Wolverine ends up changing history from 1973 and manages to change the outcome of the future. In the scene where Wolverine gets pulled from the bottom of the bay and onto the boat, General Stryker (Mystique in disguise) takes Wolverine from there.

Most will agree that she probably does this so Wolverine wouldn't have to suffer being taken by the real General Stryker. Does that mean that Wolverine doesn't end up in the hands of the real General Stryker at any point in time from that day and the future when he returns? If so, wouldn't that mean that he never gets the adamantium injected into him? This could only mean that Wolverine ends up returning to the future having only his claws of bone because he doesn't go through the adamantium procedure. Is that right or is there an alternate possibility?


3 Answers 3


Yes, he still ends up with Adamantium claws (and a broken memory).

With the release of X-Men: Apocalypse we definitely know that Wolverine still ends up with Adamantium claws even in the changed timeline.

It is true that it was actually Mystique who picked him up from the river at the end of Days of Future Past and he thus had a much lower chance to end up with Stryker. However, during the events of Apocalypse, which are set 10 years later in 1983 in the already changed timeline, some of the (not yet) X-Men end up in a secret facility of Stryker's. There they eventually come across a cage that contains a so-called "Weapon X", which turns out to be noone else than Wolverine himself, full with metal claws and an apparently heavily damaged memory.

It is still unclear how he ended up with Stryker after he was recovered by Mystique, but there is no doubt that he did and that this facility (apparently in a snowy area) is probably the exact facility at Alkali Lake where Logan returns to in X2. And seeing his deranged memory and animal-like behaviour, his actual backstory as depicted in the first few X-Men films does't really seem to have changed much.

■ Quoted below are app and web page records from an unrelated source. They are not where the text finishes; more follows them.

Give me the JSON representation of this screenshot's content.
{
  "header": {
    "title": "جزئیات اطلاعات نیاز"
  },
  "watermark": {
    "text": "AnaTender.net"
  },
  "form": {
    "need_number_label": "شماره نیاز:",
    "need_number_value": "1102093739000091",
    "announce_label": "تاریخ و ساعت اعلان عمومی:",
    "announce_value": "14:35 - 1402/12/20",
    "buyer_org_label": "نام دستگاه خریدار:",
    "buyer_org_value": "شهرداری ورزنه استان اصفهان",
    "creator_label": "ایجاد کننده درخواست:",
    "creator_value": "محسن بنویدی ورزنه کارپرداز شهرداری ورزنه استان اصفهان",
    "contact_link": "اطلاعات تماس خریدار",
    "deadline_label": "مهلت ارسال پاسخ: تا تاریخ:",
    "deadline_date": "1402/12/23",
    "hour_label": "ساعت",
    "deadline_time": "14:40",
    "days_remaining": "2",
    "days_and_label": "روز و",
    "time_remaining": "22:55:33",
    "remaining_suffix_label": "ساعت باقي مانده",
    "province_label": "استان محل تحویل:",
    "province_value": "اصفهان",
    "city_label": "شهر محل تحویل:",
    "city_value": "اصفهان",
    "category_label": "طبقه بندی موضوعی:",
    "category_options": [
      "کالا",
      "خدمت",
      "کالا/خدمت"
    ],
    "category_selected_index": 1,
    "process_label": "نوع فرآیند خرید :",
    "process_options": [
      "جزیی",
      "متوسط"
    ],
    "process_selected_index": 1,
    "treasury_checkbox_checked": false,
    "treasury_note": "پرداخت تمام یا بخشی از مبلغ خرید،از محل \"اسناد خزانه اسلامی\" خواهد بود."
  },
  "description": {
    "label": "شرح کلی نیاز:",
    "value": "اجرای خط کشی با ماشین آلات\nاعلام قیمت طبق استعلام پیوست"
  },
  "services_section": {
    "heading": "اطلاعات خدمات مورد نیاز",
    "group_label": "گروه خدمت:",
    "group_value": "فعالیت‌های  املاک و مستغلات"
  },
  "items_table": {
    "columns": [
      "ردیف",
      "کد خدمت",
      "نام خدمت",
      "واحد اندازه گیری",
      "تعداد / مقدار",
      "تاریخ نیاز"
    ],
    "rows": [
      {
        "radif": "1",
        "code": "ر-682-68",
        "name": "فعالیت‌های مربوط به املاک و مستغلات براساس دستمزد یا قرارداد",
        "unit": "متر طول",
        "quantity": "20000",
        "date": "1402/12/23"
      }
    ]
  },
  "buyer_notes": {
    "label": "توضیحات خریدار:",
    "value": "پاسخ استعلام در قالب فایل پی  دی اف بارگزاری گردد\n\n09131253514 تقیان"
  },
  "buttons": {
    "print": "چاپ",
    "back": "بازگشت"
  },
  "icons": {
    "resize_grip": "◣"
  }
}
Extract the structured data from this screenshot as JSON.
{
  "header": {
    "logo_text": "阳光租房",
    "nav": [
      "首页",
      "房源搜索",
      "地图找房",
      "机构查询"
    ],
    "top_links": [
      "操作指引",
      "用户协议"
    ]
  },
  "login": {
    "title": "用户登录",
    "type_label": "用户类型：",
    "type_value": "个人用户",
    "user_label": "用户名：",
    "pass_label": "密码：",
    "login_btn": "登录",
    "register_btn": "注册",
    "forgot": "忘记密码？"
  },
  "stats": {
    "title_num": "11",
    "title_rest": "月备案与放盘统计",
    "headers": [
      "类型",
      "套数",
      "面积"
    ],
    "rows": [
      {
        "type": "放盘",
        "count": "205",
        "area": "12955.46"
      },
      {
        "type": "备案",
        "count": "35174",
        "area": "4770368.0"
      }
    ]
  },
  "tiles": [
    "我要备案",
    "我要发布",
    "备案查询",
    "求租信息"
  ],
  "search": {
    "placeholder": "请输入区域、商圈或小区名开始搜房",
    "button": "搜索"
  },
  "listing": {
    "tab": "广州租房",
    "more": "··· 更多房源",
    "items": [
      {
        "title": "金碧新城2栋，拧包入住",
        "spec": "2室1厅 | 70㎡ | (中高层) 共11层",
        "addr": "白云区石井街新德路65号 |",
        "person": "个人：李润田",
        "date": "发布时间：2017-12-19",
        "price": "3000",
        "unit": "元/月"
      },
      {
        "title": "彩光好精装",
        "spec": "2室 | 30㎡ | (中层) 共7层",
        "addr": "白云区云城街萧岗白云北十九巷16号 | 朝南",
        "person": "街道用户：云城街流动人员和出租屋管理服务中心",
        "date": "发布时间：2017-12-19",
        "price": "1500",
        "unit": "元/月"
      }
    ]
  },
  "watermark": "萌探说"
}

And while the filmmakers said that the events of X-Men: The Last Stand and X-Men Origins: Wolverine are largely eradicated from continuity, it is still left unclear how much of the first two X-Men films stays intact. In an interview with Collider directors/producers Bryan Singer and Simon Kinberg explain that while the specific events are largely open now, there is nothing that prevents them from panning out similar to how they did in the existing films either. And in this CinemaBlend article Simon Kinberg explicitly said that Wolverine's fate as "Weapon X" stays largely the same due to a certain immutability of the timeline with respect to specific key events (call it "destiny", if you want):

Borrowing a bit of scientific theory and dialogue from the last X-Men movie, Kinberg explained that the idea is that Wolverine was always going to end up in the Weapon X program despite all of the events that changed in his life due to time-travel antics. Said Kinberg,

One of the things we talk about in Days of Future Past - there’s a scene where Hank/Beast talks about the immutability of time. Basically, you can change the way the future goes, but it finds its way back. So while we don’t show how, it found its way back to Wolverine being part of Weapon X and under the thumb of Stryker, that’s the idea.

  • To add to this ( i think it's the best answer ) - would be that despite the damaged memory - he still finally gets all those from the previous timeline back in the future (See the ending of Days of Future Past when he sees Xavier in the school) Commented Jul 15, 2016 at 21:27

I wouldn't think so because;

  1. the writers at Marvel (presumably) understand how time travel works. Meaning if Wolverine wasn't saved by Stryker in the movie and ends up not having Adamantium claws that would mean that all of the Wolverine movies as well as the first three X Men movies have an inconsistency.

  2. He could meet Stryker again in the future/past(?) which would mean he would get the claws.

  3. Hopefully it will be explained in the next movie (I haven't read the comics).

  • 2
    Your first two reasons sound like the first sentence should actually read "would" instead of "wouldn't", otherwise there would seem to be a rhetorical inconsistency. And as to 1), why should those movies have an inconsistency, they didn't even happen in that timeline at all, so there particular plot is completely irrelevant, if inconsistent or not (remember how Jean and Scott are alive, too)?
    – Napoleon Wilson
    Commented Oct 16, 2014 at 8:27

This probably wouldn't change the continuity of wolverine's past at all as I believe Mystique only uses the disguise to order some soldiers to fish his body out of the river.

Her reasoning for this could be that she realizes how important wolverine is in the possible future or far more likely she did it as a favor called in by xavier.

You must log in to answer this question.

Not the answer you're looking for? Browse other questions tagged .